And then, finally, on D-day, we would be called upon for the fitting ceremony. The garment would be pinned to our shoulders at the back, to check the variuos esoteric aspects. There would be a lot of tch-tch-ing, and mumbled conversations between ma and didia (because of assorted pins and needles and tapes in their mouths). A few nips and tucks later, the product would be declared finished.

And then the preening and twirling in front of the mirrors and the happy uplift and thrill of wearing a new dress.


Friday, November 14, 2008


In our old higgledy-piggledy house in Barrackpore, there was a chileykotha (attic), built atop the bathroom on the first-floor landing.
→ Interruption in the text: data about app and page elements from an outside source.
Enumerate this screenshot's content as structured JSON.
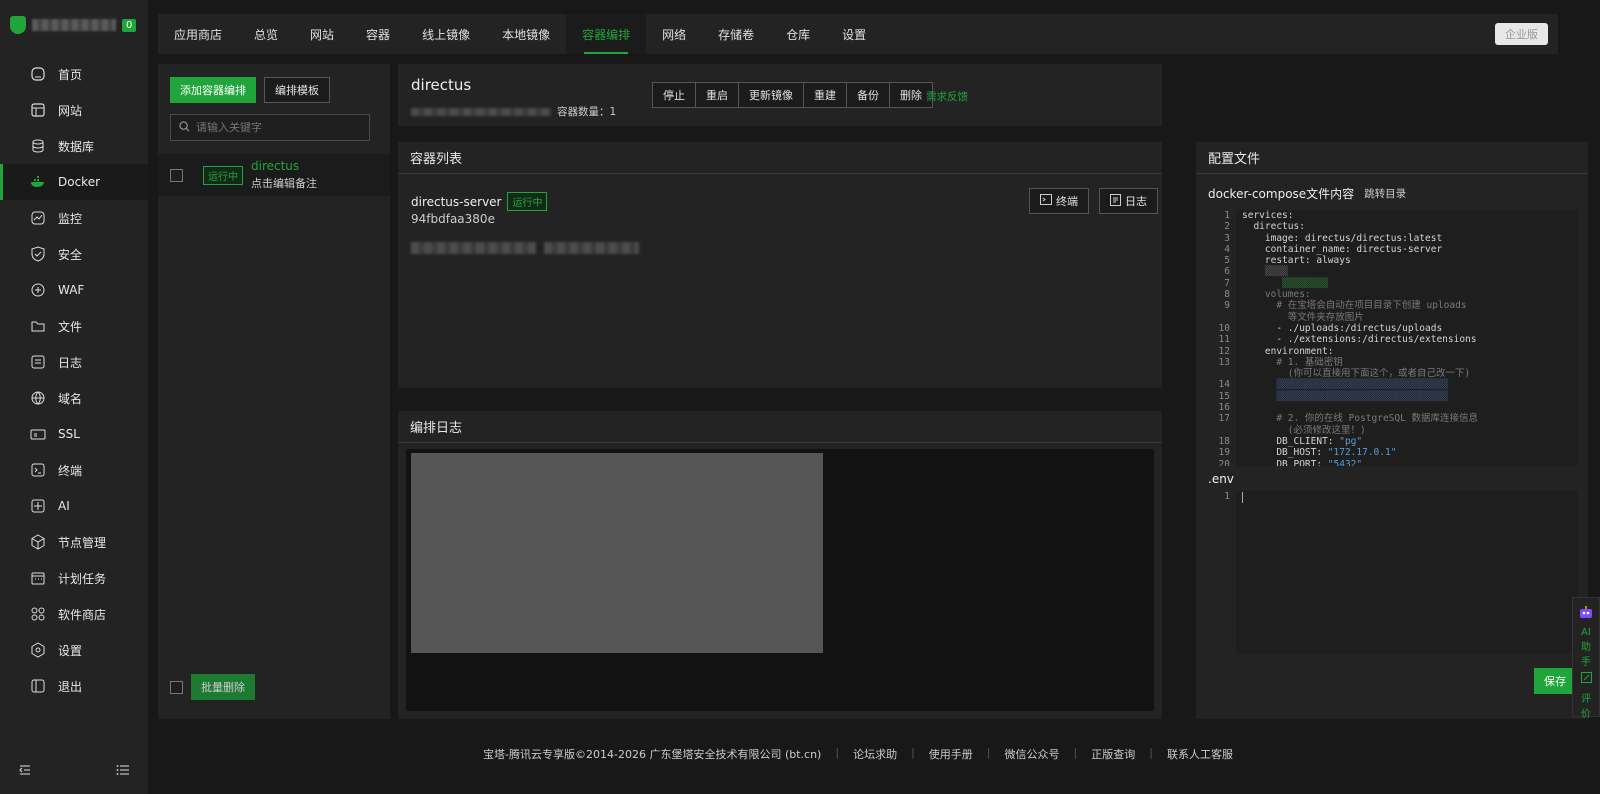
{
  "sidebar": {
    "badge": "0",
    "items": [
      {
        "label": "首页",
        "icon": "home-icon"
      },
      {
        "label": "网站",
        "icon": "website-icon"
      },
      {
        "label": "数据库",
        "icon": "database-icon"
      },
      {
        "label": "Docker",
        "icon": "docker-icon"
      },
      {
        "label": "监控",
        "icon": "monitor-icon"
      },
      {
        "label": "安全",
        "icon": "shield-icon"
      },
      {
        "label": "WAF",
        "icon": "waf-icon"
      },
      {
        "label": "文件",
        "icon": "folder-icon"
      },
      {
        "label": "日志",
        "icon": "log-icon"
      },
      {
        "label": "域名",
        "icon": "globe-icon"
      },
      {
        "label": "SSL",
        "icon": "ssl-icon"
      },
      {
        "label": "终端",
        "icon": "terminal-icon"
      },
      {
        "label": "AI",
        "icon": "ai-icon"
      },
      {
        "label": "节点管理",
        "icon": "node-icon"
      },
      {
        "label": "计划任务",
        "icon": "calendar-icon"
      },
      {
        "label": "软件商店",
        "icon": "store-icon"
      },
      {
        "label": "设置",
        "icon": "settings-icon"
      },
      {
        "label": "退出",
        "icon": "logout-icon"
      }
    ]
  },
  "tabs": [
    "应用商店",
    "总览",
    "网站",
    "容器",
    "线上镜像",
    "本地镜像",
    "容器编排",
    "网络",
    "存储卷",
    "仓库",
    "设置"
  ],
  "enterprise_label": "企业版",
  "left": {
    "add_label": "添加容器编排",
    "template_label": "编排模板",
    "search_placeholder": "请输入关键字",
    "item_status": "运行中",
    "item_name": "directus",
    "item_note": "点击编辑备注",
    "batch_delete": "批量删除"
  },
  "detail": {
    "name": "directus",
    "count_text": "容器数量：1",
    "actions": [
      "停止",
      "重启",
      "更新镜像",
      "重建",
      "备份",
      "删除"
    ],
    "feedback": "需求反馈"
  },
  "container_list": {
    "title": "容器列表",
    "name": "directus-server",
    "status": "运行中",
    "id": "94fbdfaa380e",
    "terminal": "终端",
    "log": "日志"
  },
  "compose_log": {
    "title": "编排日志"
  },
  "config": {
    "title": "配置文件",
    "compose_label": "docker-compose文件内容",
    "jump_label": "跳转目录",
    "env_label": ".env",
    "save_label": "保存",
    "env_line": "1"
  },
  "footer": {
    "copyright": "宝塔-腾讯云专享版©2014-2026 广东堡塔安全技术有限公司 (bt.cn)",
    "links": [
      "论坛求助",
      "使用手册",
      "微信公众号",
      "正版查询",
      "联系人工客服"
    ]
  },
  "ai_float": {
    "label1": "AI",
    "label2": "助",
    "label3": "手",
    "label4": "评",
    "label5": "价"
  },
  "colors": {
    "accent": "#20a53a"
  }
}
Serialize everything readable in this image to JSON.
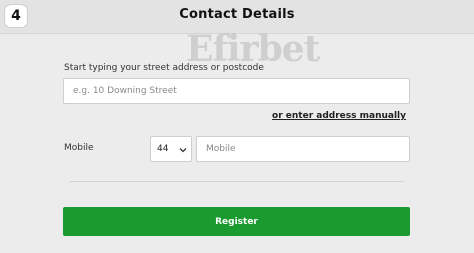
{
  "header": {
    "step_number": "4",
    "title": "Contact Details"
  },
  "watermark": {
    "text": "Efirbet"
  },
  "address": {
    "label": "Start typing your street address or postcode",
    "placeholder": "e.g. 10 Downing Street",
    "manual_link": "or enter address manually"
  },
  "mobile": {
    "label": "Mobile",
    "country_code": "44",
    "placeholder": "Mobile"
  },
  "register": {
    "label": "Register"
  },
  "colors": {
    "primary_button": "#1a9a2f",
    "background": "#ececec",
    "header": "#e3e3e3"
  }
}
Unlike today’s lofts, which are prosaic tiny spaces atop bathrooms/kitchens where every manner of rubbish is hidden behind closed doors, our chileykotha was a full-fledged room (in length and breadth, if not in height) of wonderful secrets accessible only to us children (because adults had to crane their heads very uncomfortably to stand in that low-ceilinged chamber).
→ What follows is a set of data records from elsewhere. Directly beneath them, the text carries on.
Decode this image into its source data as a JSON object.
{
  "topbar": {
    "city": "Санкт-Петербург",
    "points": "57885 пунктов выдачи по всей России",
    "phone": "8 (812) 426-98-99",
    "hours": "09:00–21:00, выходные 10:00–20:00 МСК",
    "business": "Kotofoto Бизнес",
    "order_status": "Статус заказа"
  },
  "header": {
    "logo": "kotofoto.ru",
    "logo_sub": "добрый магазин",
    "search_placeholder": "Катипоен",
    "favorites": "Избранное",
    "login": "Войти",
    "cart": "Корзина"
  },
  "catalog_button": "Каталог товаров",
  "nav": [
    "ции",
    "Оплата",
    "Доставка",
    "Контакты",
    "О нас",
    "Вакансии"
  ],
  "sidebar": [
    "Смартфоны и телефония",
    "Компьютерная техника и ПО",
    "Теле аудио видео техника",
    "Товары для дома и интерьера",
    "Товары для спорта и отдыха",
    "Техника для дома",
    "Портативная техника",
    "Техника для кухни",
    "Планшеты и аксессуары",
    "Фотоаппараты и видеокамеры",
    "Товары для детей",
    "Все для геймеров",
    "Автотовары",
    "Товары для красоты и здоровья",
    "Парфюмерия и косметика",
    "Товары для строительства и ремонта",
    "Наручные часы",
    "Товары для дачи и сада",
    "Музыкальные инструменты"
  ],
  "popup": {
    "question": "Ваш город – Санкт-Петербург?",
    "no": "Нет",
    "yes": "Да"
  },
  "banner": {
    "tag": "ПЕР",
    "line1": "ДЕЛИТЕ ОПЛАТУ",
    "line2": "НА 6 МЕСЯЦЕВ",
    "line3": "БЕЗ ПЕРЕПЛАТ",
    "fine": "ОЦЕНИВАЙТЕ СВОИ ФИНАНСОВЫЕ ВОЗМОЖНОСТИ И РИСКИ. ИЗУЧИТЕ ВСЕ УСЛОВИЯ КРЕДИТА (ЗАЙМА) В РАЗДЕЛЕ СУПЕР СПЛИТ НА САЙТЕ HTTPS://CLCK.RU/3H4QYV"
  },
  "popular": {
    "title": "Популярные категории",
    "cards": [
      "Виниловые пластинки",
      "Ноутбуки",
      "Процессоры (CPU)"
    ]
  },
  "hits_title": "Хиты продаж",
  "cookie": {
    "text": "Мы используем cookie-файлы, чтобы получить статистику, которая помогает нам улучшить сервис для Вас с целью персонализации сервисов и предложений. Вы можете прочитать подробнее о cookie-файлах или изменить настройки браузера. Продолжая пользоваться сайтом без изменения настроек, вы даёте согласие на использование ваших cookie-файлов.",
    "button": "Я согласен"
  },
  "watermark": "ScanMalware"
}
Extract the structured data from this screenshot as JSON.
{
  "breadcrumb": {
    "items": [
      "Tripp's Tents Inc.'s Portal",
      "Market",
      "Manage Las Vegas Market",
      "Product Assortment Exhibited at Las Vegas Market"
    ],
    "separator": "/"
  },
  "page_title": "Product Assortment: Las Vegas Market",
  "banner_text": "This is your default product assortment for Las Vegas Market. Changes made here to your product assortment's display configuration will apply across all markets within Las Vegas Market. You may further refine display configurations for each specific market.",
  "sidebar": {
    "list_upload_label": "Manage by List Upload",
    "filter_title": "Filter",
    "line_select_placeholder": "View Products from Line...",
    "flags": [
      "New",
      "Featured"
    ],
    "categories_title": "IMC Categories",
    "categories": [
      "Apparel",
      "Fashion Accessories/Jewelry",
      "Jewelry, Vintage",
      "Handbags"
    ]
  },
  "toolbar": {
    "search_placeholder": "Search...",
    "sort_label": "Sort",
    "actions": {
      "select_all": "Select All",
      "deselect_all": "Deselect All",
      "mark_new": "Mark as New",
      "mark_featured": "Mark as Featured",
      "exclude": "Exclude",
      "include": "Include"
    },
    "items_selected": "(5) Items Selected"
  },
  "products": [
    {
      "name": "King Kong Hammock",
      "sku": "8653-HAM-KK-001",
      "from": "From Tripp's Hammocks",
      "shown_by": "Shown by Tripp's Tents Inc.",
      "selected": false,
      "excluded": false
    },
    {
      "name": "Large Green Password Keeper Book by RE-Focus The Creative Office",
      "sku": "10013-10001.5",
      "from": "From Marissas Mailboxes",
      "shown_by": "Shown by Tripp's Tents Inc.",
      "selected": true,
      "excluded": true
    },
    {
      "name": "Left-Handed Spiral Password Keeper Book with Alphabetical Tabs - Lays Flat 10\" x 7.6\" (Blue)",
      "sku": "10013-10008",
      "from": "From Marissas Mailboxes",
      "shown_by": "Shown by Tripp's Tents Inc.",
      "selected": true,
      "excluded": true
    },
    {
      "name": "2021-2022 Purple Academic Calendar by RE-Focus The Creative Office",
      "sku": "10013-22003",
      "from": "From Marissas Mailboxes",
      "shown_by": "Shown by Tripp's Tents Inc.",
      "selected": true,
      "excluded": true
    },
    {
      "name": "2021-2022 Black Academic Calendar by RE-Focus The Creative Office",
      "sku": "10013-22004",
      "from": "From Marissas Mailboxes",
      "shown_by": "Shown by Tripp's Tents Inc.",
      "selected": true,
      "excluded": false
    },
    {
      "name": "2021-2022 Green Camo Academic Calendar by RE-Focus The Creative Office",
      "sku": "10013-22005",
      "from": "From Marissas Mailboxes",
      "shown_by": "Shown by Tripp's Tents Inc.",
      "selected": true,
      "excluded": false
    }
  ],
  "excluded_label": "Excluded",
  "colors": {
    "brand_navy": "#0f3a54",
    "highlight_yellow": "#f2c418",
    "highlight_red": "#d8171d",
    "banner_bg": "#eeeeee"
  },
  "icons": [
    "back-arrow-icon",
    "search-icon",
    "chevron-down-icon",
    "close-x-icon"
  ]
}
And there were no doors barring our entry, either. We had to climb on to the huge black bookcase-bureau in the drawing room and lift ourselves behind rose-patterned curtains to enter the attic (the unplanned rooms of our house would horrify any architect).
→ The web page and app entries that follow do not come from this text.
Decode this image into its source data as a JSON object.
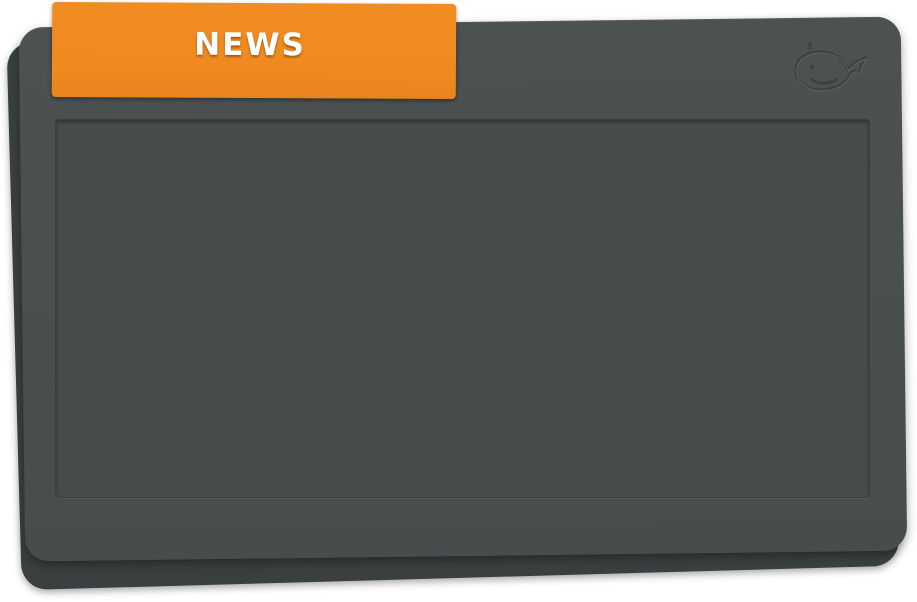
{
  "tab": {
    "label": "NEWS",
    "color": "#ee8a20"
  },
  "panel": {
    "color": "#4a504f"
  },
  "logo": {
    "icon": "whale-icon"
  }
}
And what an attic it was! Full of stuff that spelt history, wove magic to us as we poked and pried, discovering treasures abandoned by matter-of-fact adults.

There was an old sofa with its cover torn and springs broken, a perfect place for a secret meeting (of us cousins pretending to be detectives, referencing Enid Blyton – that stirrer of fantasies) or a solitary cry-my-heart-out (emerging with tell-tale eyes as red as the roses on the attic-curtain).

There was a stack of framed pictures with broken glasses, each a testimonial to the artistic talents of my father, uncles, grand-uncles and other cousins, each relegated to the attic as better (and newer) pictures were painted and framed and hung up on more-viewed walls.

There were many many rusted iron trunks, full of dusty delights. Moth-eaten velvet bags holding mystery-histories, tattered silk clothes to dress up our fancies, bent-and-chipped utensils for our make-believe kitchen…

…and, most excitingly, there was a whole trunk-full of handwritten family-magazines. These magazines had been written in the late nineteenth and early twentieth century by members of my father’s huge joint-family in Naogaon in what-was-then East Bengal (now Bangladesh); each poem, essay, witticism neatly calligraphed (is that the right verb?) between bound covers. There were contributions by my uncles, granduncles and other hoary ancestors who I never knew except by our common surname. This treasure-trove of family history and familiar literature had travelled all the way to Barrackpore, surviving the toss-and-turn-and-trauma of the Partition and had found its way into our chileykotha. Not all the editions were there, of course, some must have travelled with other members of the family when they parted ways after the Partition of Bengal.

I spent hours and hours poring over the fading ink on the sepia pages, not caring about the uneven literary merit of the writings, thrilled only to be able to literally touch my family’s past.